> **PROBLEM DESCRIPTION**: Only the lines that include "name" should be copied from the data below.

> **Records from a dataset**:

========

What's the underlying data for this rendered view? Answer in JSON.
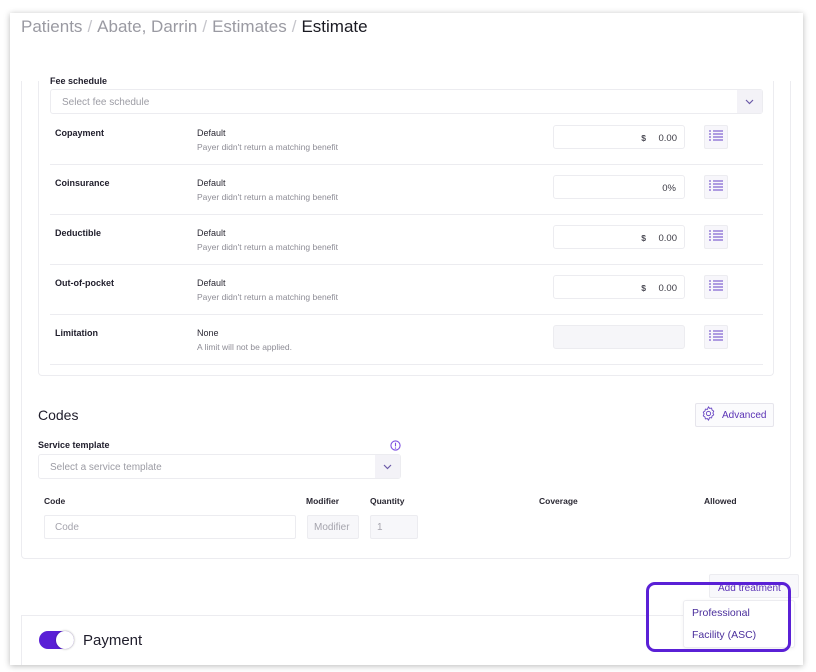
{
  "breadcrumb": {
    "items": [
      "Patients",
      "Abate, Darrin",
      "Estimates"
    ],
    "current": "Estimate",
    "separator": "/"
  },
  "fee_schedule": {
    "label": "Fee schedule",
    "placeholder": "Select fee schedule"
  },
  "benefits": [
    {
      "name": "Copayment",
      "value": "Default",
      "note": "Payer didn't return a matching benefit",
      "currency": "$",
      "amount": "0.00"
    },
    {
      "name": "Coinsurance",
      "value": "Default",
      "note": "Payer didn't return a matching benefit",
      "percent": "0%"
    },
    {
      "name": "Deductible",
      "value": "Default",
      "note": "Payer didn't return a matching benefit",
      "currency": "$",
      "amount": "0.00"
    },
    {
      "name": "Out-of-pocket",
      "value": "Default",
      "note": "Payer didn't return a matching benefit",
      "currency": "$",
      "amount": "0.00"
    },
    {
      "name": "Limitation",
      "value": "None",
      "note": "A limit will not be applied.",
      "amount": ""
    }
  ],
  "codes": {
    "title": "Codes",
    "advanced_label": "Advanced",
    "service_template_label": "Service template",
    "service_template_placeholder": "Select a service template",
    "columns": [
      "Code",
      "Modifier",
      "Quantity",
      "Coverage",
      "Allowed"
    ],
    "code_placeholder": "Code",
    "modifier_placeholder": "Modifier",
    "quantity_value": "1"
  },
  "add_treatment": {
    "label": "Add treatment",
    "options": [
      "Professional",
      "Facility (ASC)"
    ]
  },
  "payment": {
    "label": "Payment",
    "enabled": true
  },
  "colors": {
    "accent": "#5a1fd6",
    "accent_text": "#5b33b5",
    "border": "#ececf0"
  }
}
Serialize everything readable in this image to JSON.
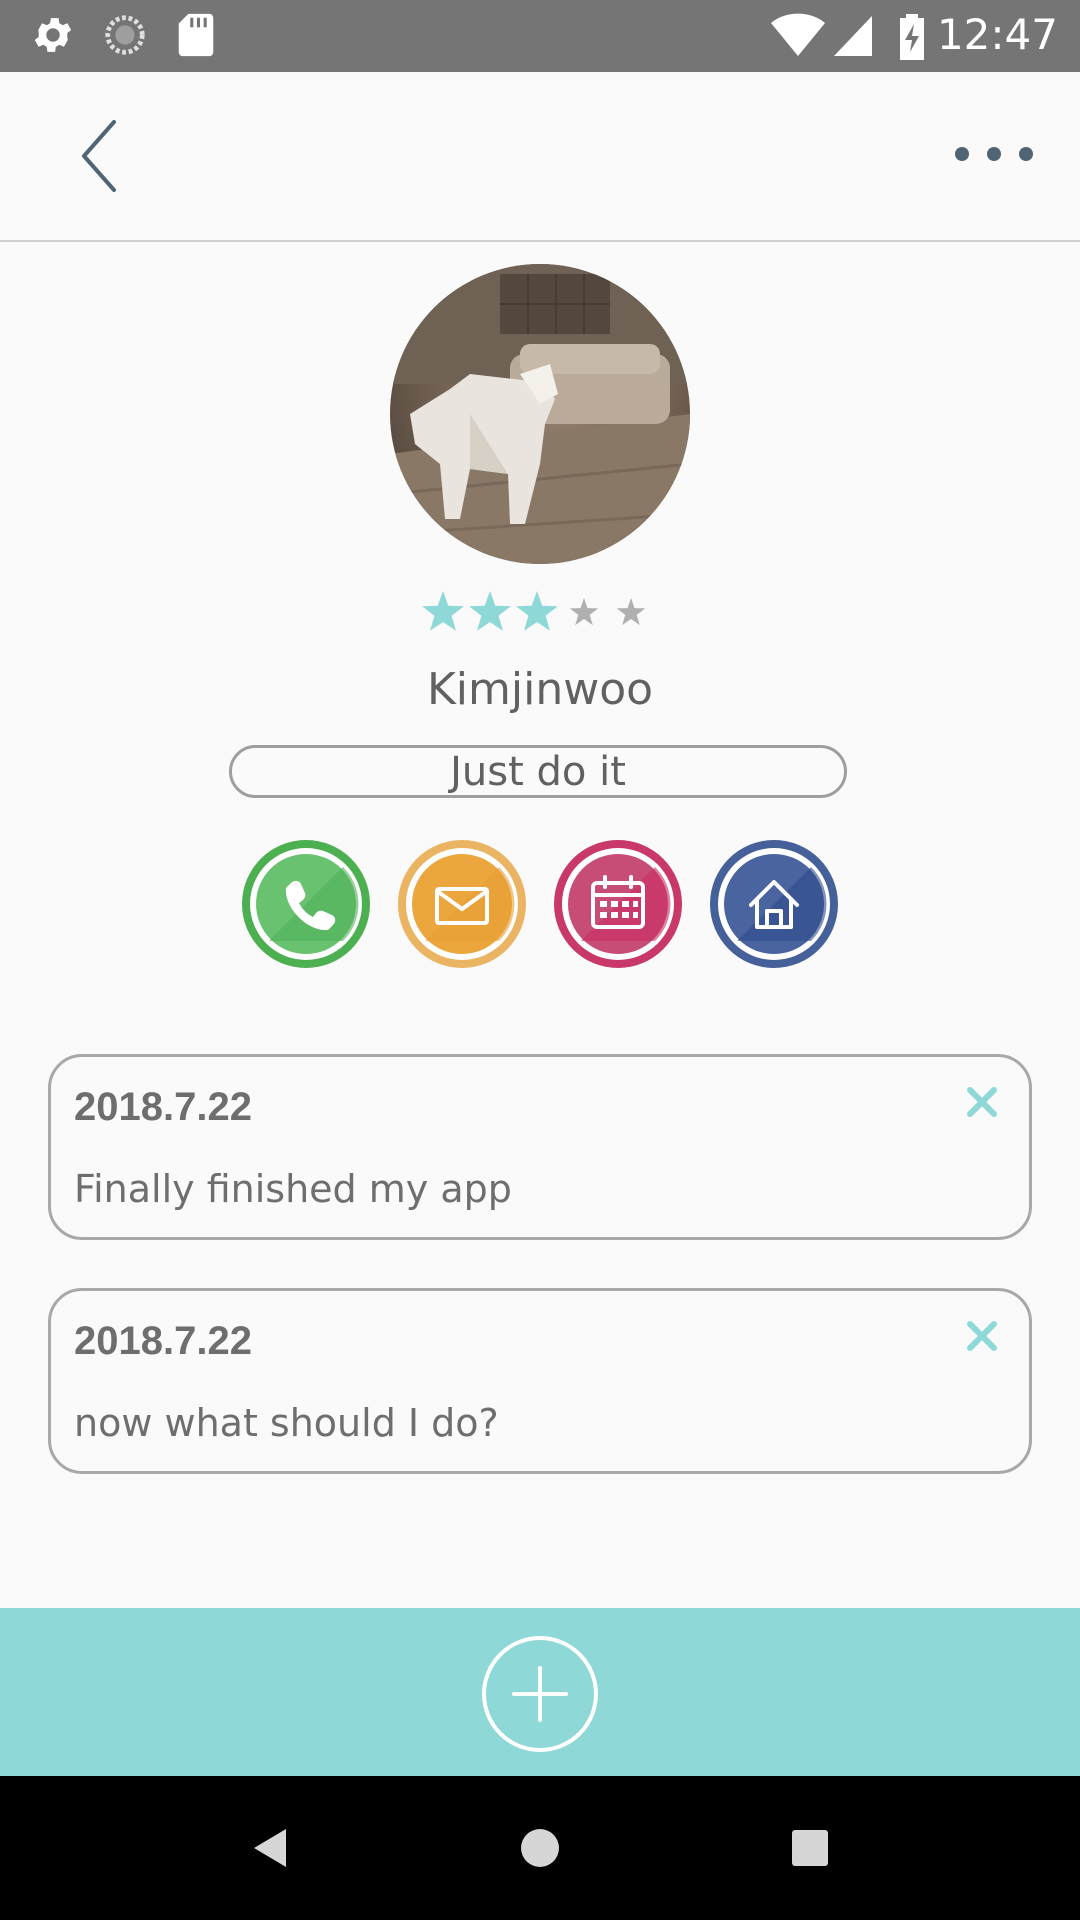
{
  "status_bar": {
    "time": "12:47",
    "icons": [
      "settings-icon",
      "sync-icon",
      "sd-card-icon",
      "wifi-icon",
      "signal-icon",
      "battery-charging-icon"
    ]
  },
  "header": {
    "back_icon": "chevron-left-icon",
    "more_icon": "more-horizontal-icon"
  },
  "profile": {
    "name": "Kimjinwoo",
    "status": "Just do it",
    "rating": {
      "value": 3,
      "max": 5
    },
    "avatar": "photo of a low-poly dog in a living room"
  },
  "actions": [
    {
      "name": "phone",
      "icon": "phone-icon",
      "color": "#4caf50"
    },
    {
      "name": "mail",
      "icon": "mail-icon",
      "color": "#e8a33c"
    },
    {
      "name": "calendar",
      "icon": "calendar-icon",
      "color": "#c62860"
    },
    {
      "name": "home",
      "icon": "home-icon",
      "color": "#2f4a8a"
    }
  ],
  "notes": [
    {
      "date": "2018.7.22",
      "text": "Finally finished my app"
    },
    {
      "date": "2018.7.22",
      "text": "now what should I do?"
    }
  ],
  "colors": {
    "accent": "#8fd8d8",
    "star_filled": "#8fd8d8",
    "star_empty": "#b0b0b0"
  },
  "nav": [
    "back-icon",
    "home-icon",
    "recents-icon"
  ]
}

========

> **OUTPUT OF THE EXERCISE**:
      "name": "Copayment",
      "name": "Coinsurance",
      "name": "Deductible",
      "name": "Out-of-pocket",
      "name": "Limitation",
    "name": "Kimjinwoo",
      "name": "phone",
      "name": "mail",
      "name": "calendar",
      "name": "home",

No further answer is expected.